As Angie Even and daughter Jessi (who was the event’s official photographer) cleaned up after the event, Angie praised those who gave cash donations for boulevard maintenance: Papaccino’s, Pace Setter Athletic, the Woodstock Community Business Association (WCBA), the Woodstock Neighborhood Association (WNA), Hope City Church, and Reed College.

Austin Sabin from John L. Scott Real Estate said he was glad to help, adding that he’d gotten involved because he wanted to give back to the community. “I am still overwhelmed by the number of cigarette butts that we picked up off the boulevard,” he commented.
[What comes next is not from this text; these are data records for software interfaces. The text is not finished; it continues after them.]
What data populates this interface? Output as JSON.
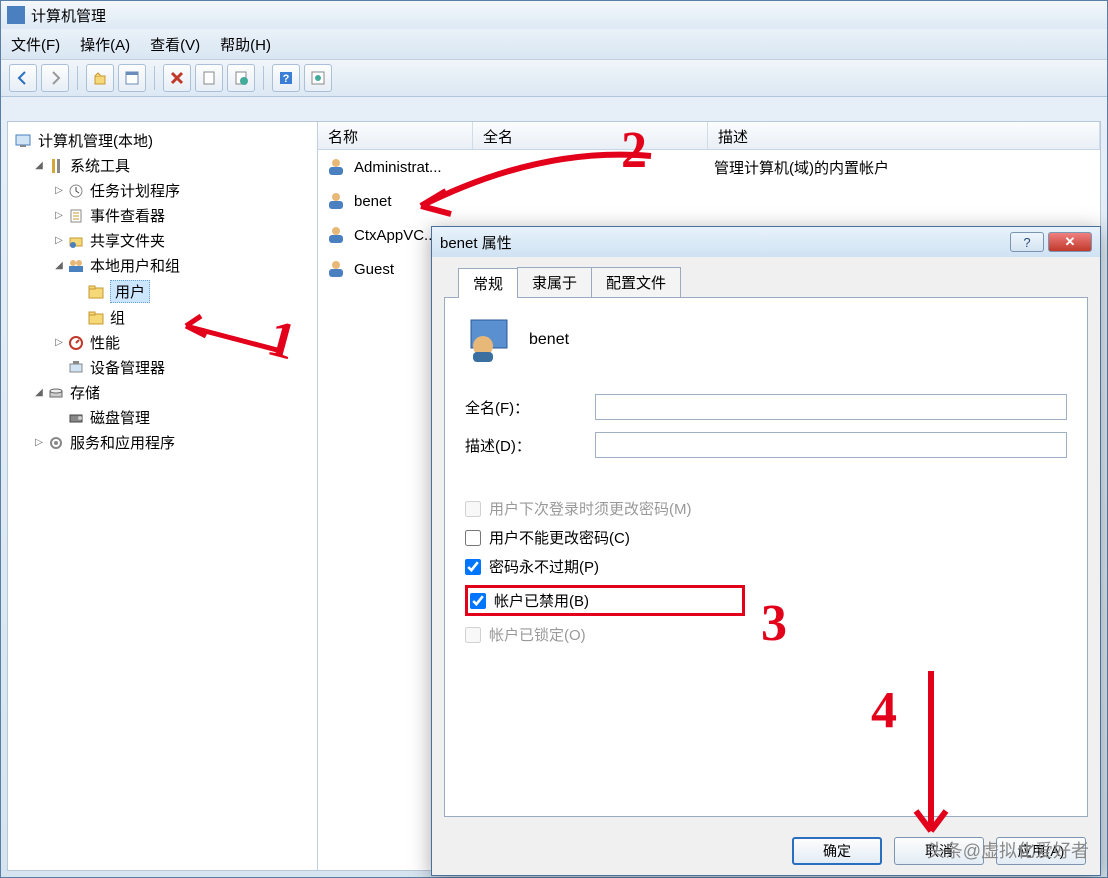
{
  "window": {
    "title": "计算机管理"
  },
  "menu": {
    "file": "文件(F)",
    "action": "操作(A)",
    "view": "查看(V)",
    "help": "帮助(H)"
  },
  "tree": {
    "root": "计算机管理(本地)",
    "system_tools": "系统工具",
    "task_scheduler": "任务计划程序",
    "event_viewer": "事件查看器",
    "shared_folders": "共享文件夹",
    "local_users_groups": "本地用户和组",
    "users": "用户",
    "groups": "组",
    "performance": "性能",
    "device_manager": "设备管理器",
    "storage": "存储",
    "disk_management": "磁盘管理",
    "services_apps": "服务和应用程序"
  },
  "list": {
    "cols": {
      "name": "名称",
      "fullname": "全名",
      "description": "描述"
    },
    "rows": [
      {
        "name": "Administrat...",
        "desc": "管理计算机(域)的内置帐户"
      },
      {
        "name": "benet",
        "desc": ""
      },
      {
        "name": "CtxAppVC...",
        "desc": ""
      },
      {
        "name": "Guest",
        "desc": ""
      }
    ]
  },
  "dialog": {
    "title": "benet 属性",
    "tabs": {
      "general": "常规",
      "member_of": "隶属于",
      "profile": "配置文件"
    },
    "username": "benet",
    "labels": {
      "fullname": "全名(F)：",
      "description": "描述(D)：",
      "must_change": "用户下次登录时须更改密码(M)",
      "cannot_change": "用户不能更改密码(C)",
      "never_expire": "密码永不过期(P)",
      "disabled": "帐户已禁用(B)",
      "locked": "帐户已锁定(O)"
    },
    "checks": {
      "must_change": false,
      "cannot_change": false,
      "never_expire": true,
      "disabled": true,
      "locked": false
    },
    "buttons": {
      "ok": "确定",
      "cancel": "取消",
      "apply": "应用(A)"
    }
  },
  "annotations": {
    "n1": "1",
    "n2": "2",
    "n3": "3",
    "n4": "4"
  },
  "watermark": "头条@虚拟化爱好者"
}
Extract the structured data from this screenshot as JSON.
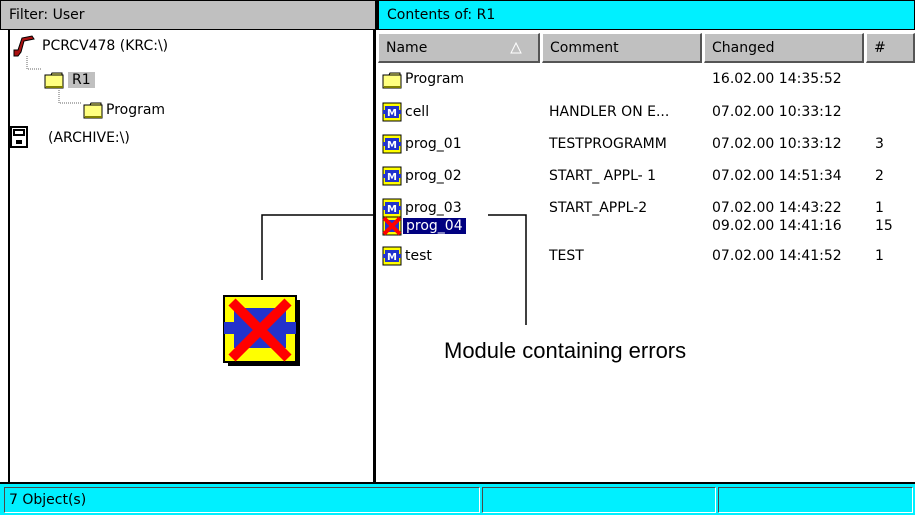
{
  "left_header": {
    "title": "Filter: User"
  },
  "right_header": {
    "title": "Contents of: R1"
  },
  "tree": {
    "root_label": "PCRCV478 (KRC:\\)",
    "r1_label": "R1",
    "program_label": "Program",
    "archive_label": "(ARCHIVE:\\)"
  },
  "columns": {
    "name": "Name",
    "comment": "Comment",
    "changed": "Changed",
    "num": "#"
  },
  "files": [
    {
      "name": "Program",
      "comment": "",
      "changed": "16.02.00 14:35:52",
      "num": "",
      "icon": "folder-icon"
    },
    {
      "name": "cell",
      "comment": "HANDLER ON E...",
      "changed": "07.02.00 10:33:12",
      "num": "",
      "icon": "module-icon"
    },
    {
      "name": "prog_01",
      "comment": "TESTPROGRAMM",
      "changed": "07.02.00 10:33:12",
      "num": "3",
      "icon": "module-icon"
    },
    {
      "name": "prog_02",
      "comment": "START_ APPL- 1",
      "changed": "07.02.00 14:51:34",
      "num": "2",
      "icon": "module-icon"
    },
    {
      "name": "prog_03",
      "comment": "START_APPL-2",
      "changed": "07.02.00 14:43:22",
      "num": "1",
      "icon": "module-icon"
    },
    {
      "name": "prog_04",
      "comment": "",
      "changed": "09.02.00 14:41:16",
      "num": "15",
      "icon": "module-error-icon",
      "selected": true
    },
    {
      "name": "test",
      "comment": "TEST",
      "changed": "07.02.00 14:41:52",
      "num": "1",
      "icon": "module-icon"
    }
  ],
  "callout": {
    "label": "Module containing errors"
  },
  "status_bar": {
    "object_count": "7 Object(s)",
    "segment_2": "",
    "segment_3": ""
  },
  "colors": {
    "header_cyan": "#00f0ff",
    "header_gray": "#c0c0c0",
    "selection": "#000080",
    "module_blue": "#2233cc",
    "module_yellow": "#ffff00",
    "error_red": "#ff0000"
  }
}
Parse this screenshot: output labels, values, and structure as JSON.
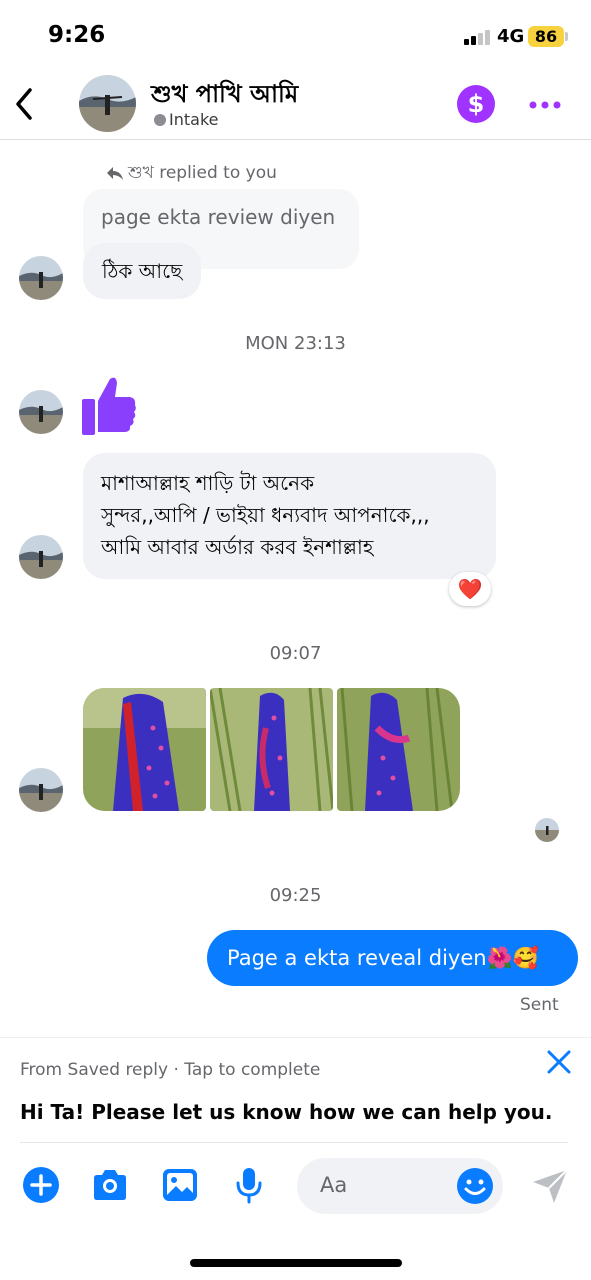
{
  "status_bar": {
    "time": "9:26",
    "network": "4G",
    "battery": "86"
  },
  "header": {
    "contact_name": "শুখ পাখি আমি",
    "label": "Intake"
  },
  "messages": {
    "reply_indicator": "শুখ replied to you",
    "quoted_text": "page ekta review diyen",
    "reply_text": "ঠিক আছে",
    "timestamp_1": "MON 23:13",
    "long_message": {
      "line1": "মাশাআল্লাহ শাড়ি টা অনেক",
      "line2": "সুন্দর,,আপি  / ভাইয়া ধন্যবাদ আপনাকে,,,",
      "line3": "আমি আবার অর্ডার করব ইনশাল্লাহ"
    },
    "reaction": "❤️",
    "timestamp_2": "09:07",
    "timestamp_3": "09:25",
    "outgoing_text": "Page a ekta reveal diyen🌺🥰",
    "sent_status": "Sent"
  },
  "saved_reply": {
    "caption": "From Saved reply · Tap to complete",
    "text": "Hi Ta! Please let us know how we can help you."
  },
  "composer": {
    "placeholder": "Aa"
  },
  "colors": {
    "accent_blue": "#0a7cff",
    "purple": "#a033ff",
    "thumb_purple": "#8a3ffc"
  }
}
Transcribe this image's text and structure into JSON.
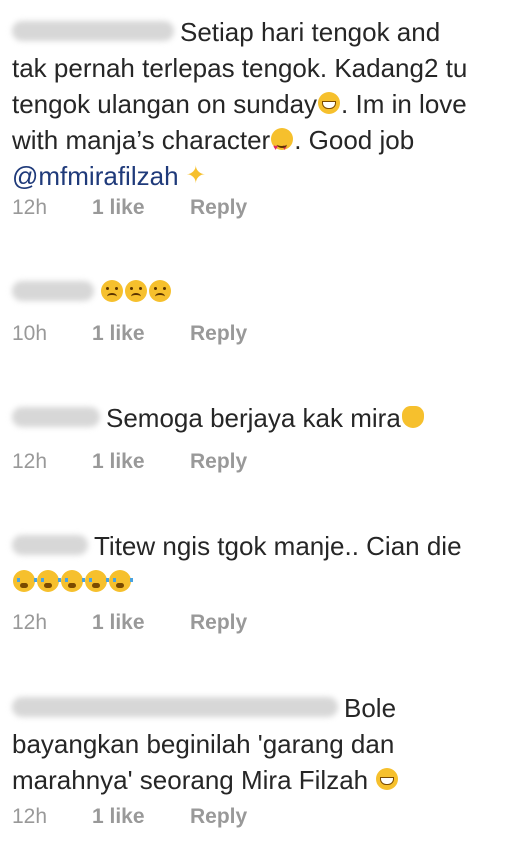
{
  "comments": [
    {
      "lines": [
        "Setiap hari tengok and",
        "tak pernah terlepas tengok. Kadang2 tu",
        "tengok ulangan on sunday",
        ". Im in love",
        "with manja’s character",
        ". Good job"
      ],
      "mention": "@mfmirafilzah",
      "time": "12h",
      "likes": "1 like",
      "reply": "Reply"
    },
    {
      "lines": [],
      "time": "10h",
      "likes": "1 like",
      "reply": "Reply"
    },
    {
      "lines": [
        "Semoga berjaya kak mira"
      ],
      "time": "12h",
      "likes": "1 like",
      "reply": "Reply"
    },
    {
      "lines": [
        "Titew ngis tgok manje.. Cian die"
      ],
      "time": "12h",
      "likes": "1 like",
      "reply": "Reply"
    },
    {
      "lines": [
        "Bole",
        "bayangkan beginilah 'garang dan",
        "marahnya' seorang Mira Filzah"
      ],
      "time": "12h",
      "likes": "1 like",
      "reply": "Reply"
    }
  ]
}
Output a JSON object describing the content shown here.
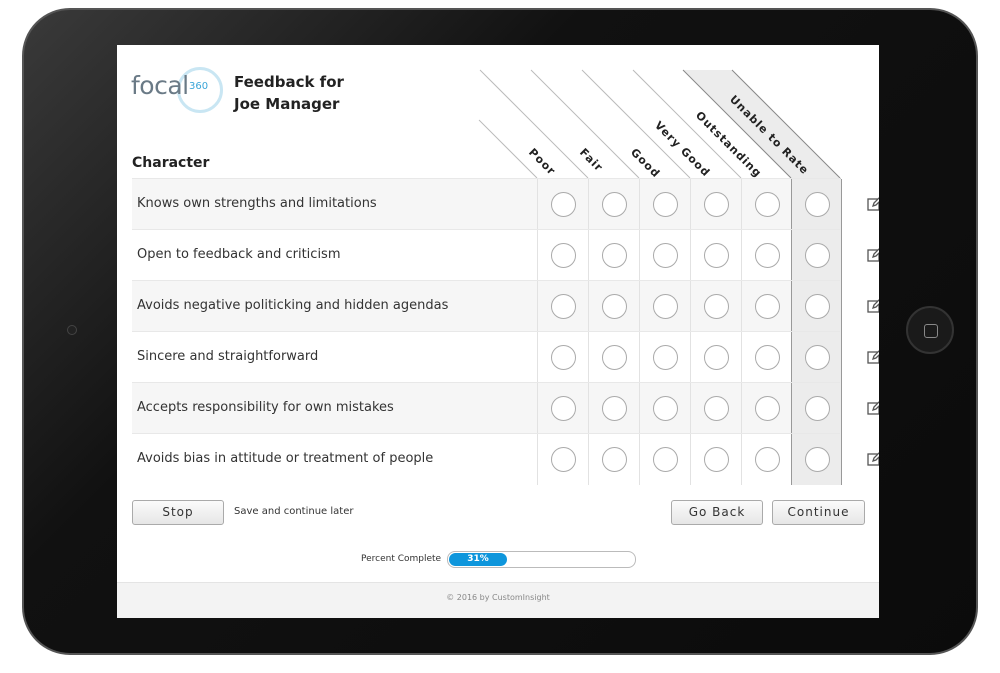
{
  "header": {
    "logo_text": "focal",
    "logo_sup": "360",
    "title_line1": "Feedback for",
    "title_line2": "Joe Manager"
  },
  "section_title": "Character",
  "columns": [
    "Poor",
    "Fair",
    "Good",
    "Very Good",
    "Outstanding",
    "Unable to Rate"
  ],
  "rows": [
    {
      "label": "Knows own strengths and limitations"
    },
    {
      "label": "Open to feedback and criticism"
    },
    {
      "label": "Avoids negative politicking and hidden agendas"
    },
    {
      "label": "Sincere and straightforward"
    },
    {
      "label": "Accepts responsibility for own mistakes"
    },
    {
      "label": "Avoids bias in attitude or treatment of people"
    }
  ],
  "row_icon": "edit-comment-icon",
  "buttons": {
    "stop": "Stop",
    "save_later": "Save and continue later",
    "go_back": "Go Back",
    "continue": "Continue"
  },
  "progress": {
    "label": "Percent Complete",
    "value": 31,
    "text": "31%"
  },
  "footer": "© 2016 by CustomInsight",
  "colors": {
    "accent": "#0e96dc",
    "logo_ring": "#c9e6f3"
  }
}
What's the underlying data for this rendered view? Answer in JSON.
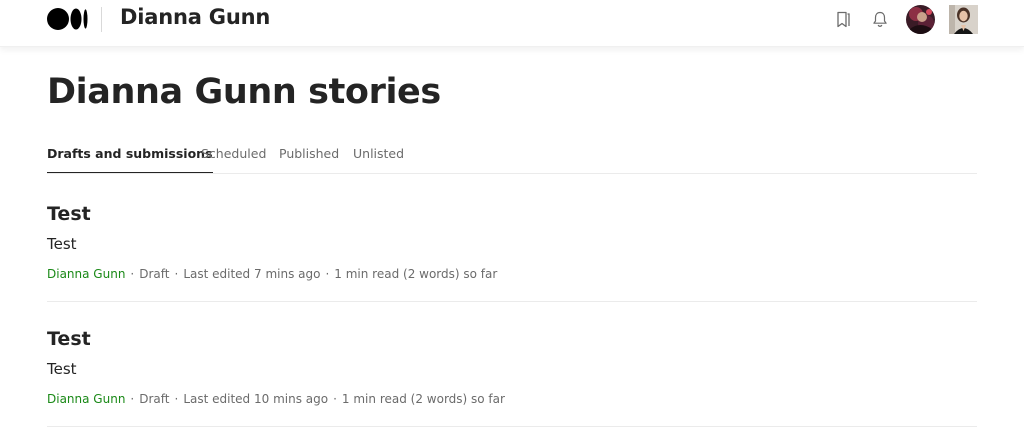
{
  "header": {
    "publication_name": "Dianna Gunn",
    "logo_icon": "medium-logo-icon",
    "bookmark_icon": "bookmark-icon",
    "notifications_icon": "bell-icon",
    "avatar_icon": "publication-avatar",
    "user_avatar_icon": "user-avatar"
  },
  "page": {
    "title": "Dianna Gunn stories"
  },
  "tabs": [
    {
      "label": "Drafts and submissions",
      "active": true
    },
    {
      "label": "Scheduled",
      "active": false
    },
    {
      "label": "Published",
      "active": false
    },
    {
      "label": "Unlisted",
      "active": false
    }
  ],
  "stories": [
    {
      "title": "Test",
      "subtitle": "Test",
      "author": "Dianna Gunn",
      "status": "Draft",
      "last_edited": "Last edited 7 mins ago",
      "read_info": "1 min read (2 words) so far"
    },
    {
      "title": "Test",
      "subtitle": "Test",
      "author": "Dianna Gunn",
      "status": "Draft",
      "last_edited": "Last edited 10 mins ago",
      "read_info": "1 min read (2 words) so far"
    }
  ],
  "colors": {
    "text_primary": "#242424",
    "text_secondary": "#6b6b6b",
    "author_green": "#1a8917",
    "divider": "#ebebeb"
  }
}
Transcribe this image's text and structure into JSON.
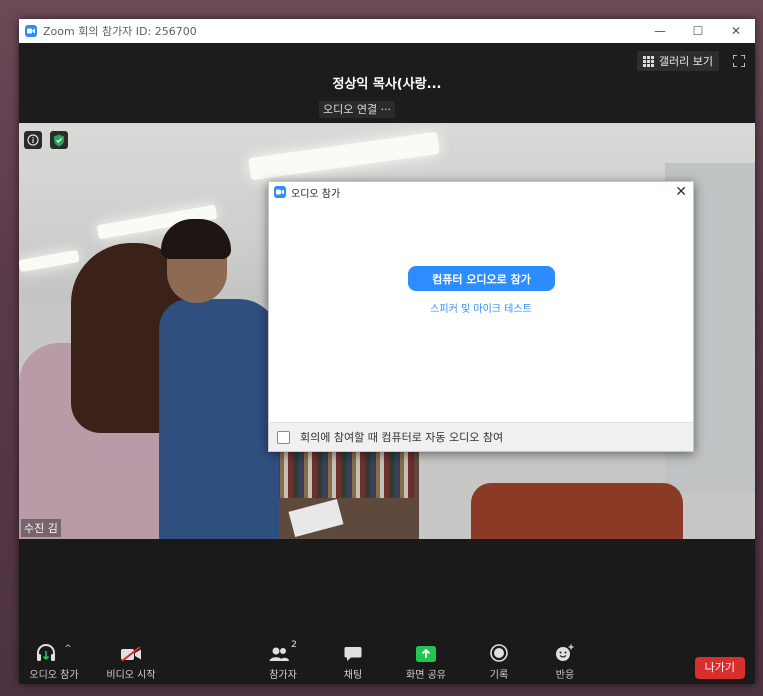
{
  "window": {
    "title": "Zoom 회의 참가자 ID: 256700",
    "controls": [
      "—",
      "☐",
      "✕"
    ]
  },
  "header": {
    "gallery_view_label": "갤러리 보기",
    "speaker_name": "정상익 목사(사랑...",
    "audio_connection_label": "오디오 연결 ···"
  },
  "video": {
    "participant_name": "수진 김"
  },
  "dialog": {
    "title": "오디오 참가",
    "close_glyph": "✕",
    "join_computer_audio_label": "컴퓨터 오디오로 참가",
    "test_link_label": "스피커 및 마이크 테스트",
    "auto_join_checkbox_label": "회의에 참여할 때 컴퓨터로 자동 오디오 참여",
    "auto_join_checked": false
  },
  "toolbar": {
    "join_audio_label": "오디오 참가",
    "start_video_label": "비디오 시작",
    "participants_label": "참가자",
    "participants_count": "2",
    "chat_label": "채팅",
    "share_screen_label": "화면 공유",
    "record_label": "기록",
    "reactions_label": "반응",
    "leave_label": "나가기"
  },
  "colors": {
    "accent": "#2d8cff",
    "share_green": "#23c552",
    "leave_red": "#d92e2e",
    "shield_green": "#23a55a"
  }
}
According to a number of studies cited on the Internet, cigarette butts are frequently the number one item collected during cleanups in neighborhoods, along beachfronts, and in other public outdoor spaces and shopping malls.

Becky Luening, Chairperson of the Woodstock Neighborhood Association’s Sustainability Committee, said the cleanup team picking up litter on S.E. 52nd Avenue between Woodstock and Duke had gathered enough cigarette butts to fill a very large pickle jar.

“Blech,” she commented – adding, “You walk down the street and see one or two or a cluster of them, but when you get them all together, it’s gross.”

Cleanup volunteer Elisa Edgington, a member of the Sustainability Committee and a resource on all things recyclable, later informed THE BEE, “You can recycle cigarette butts! They CAN make recycled plastic products, like ashtrays and pallets. I went online and found a website. Check it out: www.terracycle.com/en-US/brigades/cigarette-waste-brigade.html – to see where the butts can be sent.”

Maybe next year, cleanup coordinators will go one step further, and recycle these stinky stubs? In the meantime, many thanks were given from the WCBA and the WNA to all the volunteers who helped clean and beautify the Woodstock neighborhood.